Ohio University >> Survivor Advocacy >> Frequently Asked Questions 

Frequently Asked Questions

Frequently asked questions


Do I have to contact the police?

No.  The Survivor Advocacy Program will not force anyone to contact law enforcement .  We will provide you with information and assist you if you choose to contact the Police.  We can also go with you to meet the Police to complete a statement.

We encourage clients to explore the options, potential outcomes and options, time lines if applicable, safety planning. 


Do I have to go to the hospital?

The Survivor Advocacy Program does not force clients to go to the hospital.   OU SAP encourages clients go to the hospital after a sexual assault or any type of physical abuse.  This is to determine there are no injuries that have gone undetected. 

The Survivor Advocacy Program can drive a person to the hospital or meet the person at the hospital.  The advocate is there to help provide information and support the client.


If I go to the hospital will they contact my parents?

The billing for a medical exam and collection of forensic evidence is paid for through the Victims of Crime compensation program.  You should not be billed.  Your information should not be sent to your parents.


Will you give out my information?

All your information is confidential. We do not contact parents or law enforcement.   OU SAP cannot give out your information without a signed release.  The release contains the following:

  • Specific information being released
  • Purpose information is being released
  • Date release expires
  • Whom information will be sent
  • Method information is being sent


OU SAP is a mandated reporter during the following times:

    *Suicidal attempts or suicidal ideation is present

    *Homicidal thoughts of hurting someone else

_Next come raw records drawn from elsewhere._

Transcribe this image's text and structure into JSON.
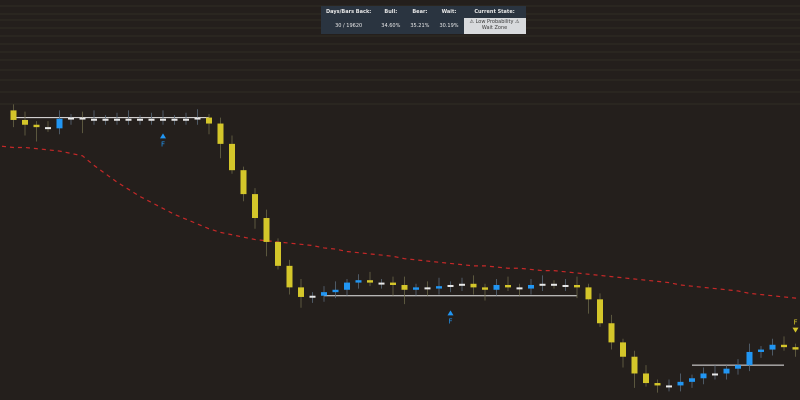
{
  "stats_table": {
    "headers": [
      "Days/Bars Back:",
      "Bull:",
      "Bear:",
      "Wait:",
      "Current State:"
    ],
    "values": [
      "30 / 19620",
      "34.60%",
      "35.21%",
      "30.19%"
    ],
    "state_line1": "⚠ Low Probability ⚠",
    "state_line2": "Wait Zone"
  },
  "colors": {
    "background": "#241f1c",
    "bull": "#2196f3",
    "bear": "#d4c62a",
    "neutral": "#e8e8e8",
    "ma_line": "#c62828",
    "grid": "#4a4438"
  },
  "markers": [
    {
      "label": "F",
      "direction": "up"
    },
    {
      "label": "F",
      "direction": "up"
    },
    {
      "label": "F",
      "direction": "down"
    }
  ],
  "chart_data": {
    "type": "candlestick",
    "price": [
      2,
      10,
      14,
      16,
      17,
      9,
      8,
      9,
      9,
      9,
      9,
      9,
      9,
      9,
      9,
      9,
      9,
      8,
      13,
      30,
      52,
      72,
      92,
      112,
      132,
      150,
      158,
      157,
      154,
      152,
      146,
      144,
      146,
      146,
      148,
      152,
      150,
      151,
      149,
      148,
      147,
      150,
      152,
      148,
      150,
      151,
      148,
      147,
      148,
      148,
      150,
      160,
      180,
      196,
      208,
      222,
      230,
      232,
      232,
      229,
      226,
      222,
      222,
      218,
      215,
      204,
      202,
      198,
      200,
      202,
      197
    ],
    "ma": [
      32,
      33,
      33,
      34,
      35,
      36,
      38,
      40,
      48,
      55,
      62,
      68,
      74,
      79,
      84,
      89,
      93,
      97,
      101,
      104,
      106,
      108,
      110,
      111,
      112,
      113,
      114,
      115,
      117,
      118,
      120,
      121,
      122,
      123,
      124,
      126,
      127,
      128,
      129,
      130,
      131,
      132,
      132,
      133,
      134,
      134,
      135,
      136,
      136,
      137,
      138,
      139,
      140,
      141,
      142,
      143,
      144,
      145,
      146,
      148,
      149,
      150,
      151,
      152,
      153,
      155,
      156,
      157,
      158,
      159,
      159
    ],
    "levels": [
      {
        "value": 8,
        "from": 1,
        "to": 18
      },
      {
        "value": 157,
        "from": 28,
        "to": 50
      },
      {
        "value": 215,
        "from": 60,
        "to": 68
      }
    ]
  }
}
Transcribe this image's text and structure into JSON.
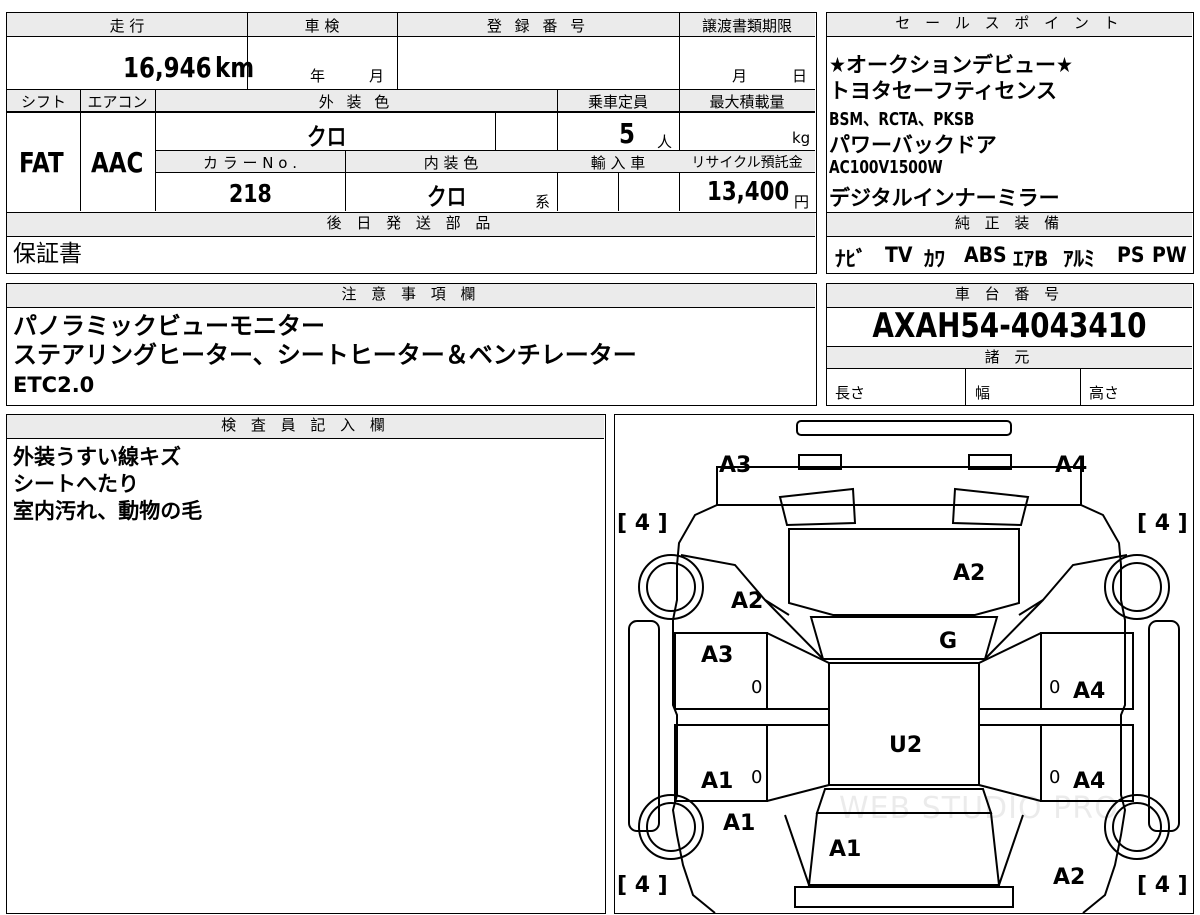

    * Client is in imminent danger from someone else

    *Child abuse is occurring

    *Elder abuse is occurring


What is the cost of the services?  What if I don’t have insurance?

The OU SAP does not charge a fee.  All services are FREE.  The OU SAP program is funded through a Department of Justice grant.  There is no charge.  No billing fees or processes.  


Protection Orders


What is a Protection Order? 

A protection order is a court order that seeks to increase safety for survivors of sexual assault, dating/domestic violence, and stalking. Protection orders can order the offender to stay away from the survivor, prohibit him/her from contacting the survivor, along with much more.

Protection orders can be obtained through criminal courts and through civil courts. Protection orders issued through the criminal court only last throughout the duration of the criminal case. Protection orders issued through civil court can last much longer. There are three different types of civil protection orders.


How do I obtain a Protection Order? 

  • Get the necessary forms. You can receive assistance for this and all steps from My Sister’s Place or Athens County Victims Assistance.
  • Carefully fill out the petition. Do not sign until you are in front of a notary.
  • Bring identification for you and about your abuser. Helpful items about your abuser might be a photo, social security number, address, employer, phone number, description of abuser’s vehicle, and any history of drug abuse, violence and/or gun ownership.
  • Go to the Courthouse and file the forms.
  • Ex parte hearing. The judge hears only from you why you need a protection order and decides whether to grant a temporary order.
  • Service of process. A law enforcement official will serve your abuser a notice of hearing and if you were granted a temporary order. A temporary order lasts 10 days.
  • Full court hearing. To receive a protection order you must prove at least one of the following: threat your abuser caused or attempted to cause bodily injury, placed you in fear of imminent physical harm by threat, committed menacing by stalking or aggravated trespass, or abused a child. You must show up to court the day of the hearing or your temporary order will expire. If awarded, a protection order lasts up to 5 years.


What are the requirements of a temporary order of protection? 

  • A criminal charge must have been filed against the offender.
  • The crime must be specified by the Ohio Revised Code.
  • You must be the victim of the crime.
  • Your relationship with the defendant must comply with the Ohio Revised Code. (You must be considered family/household members) 


What is the difference between civil protection orders and criminal protection orders? 

You may file a complaint in both the criminal court and the civil court. Criminal protection orders, known as a Temporary Order of Protection (TPO), last only for the duration of criminal case. When the case is resolved, the order expires.

There are two types of protection orders obtained through civil courts. A Civil Protection Order (CPO) and Stalking and/or Sexually Oriented Offense Protection Order (SSOOPO) can last up to five years and possibly be renewed for an additional five years. 




"This project was supported by Grant No. 2009-WA-AX-0003 awarded by the Office on Violence Against Women, U.S. Department of Justice. The opinions, findings, conclusions, and recommendations expressed in this publication/program/ exhibition are those of the author(s) and do not necessarily reflect the views of the Department of Justice, Office on Violence Against Women."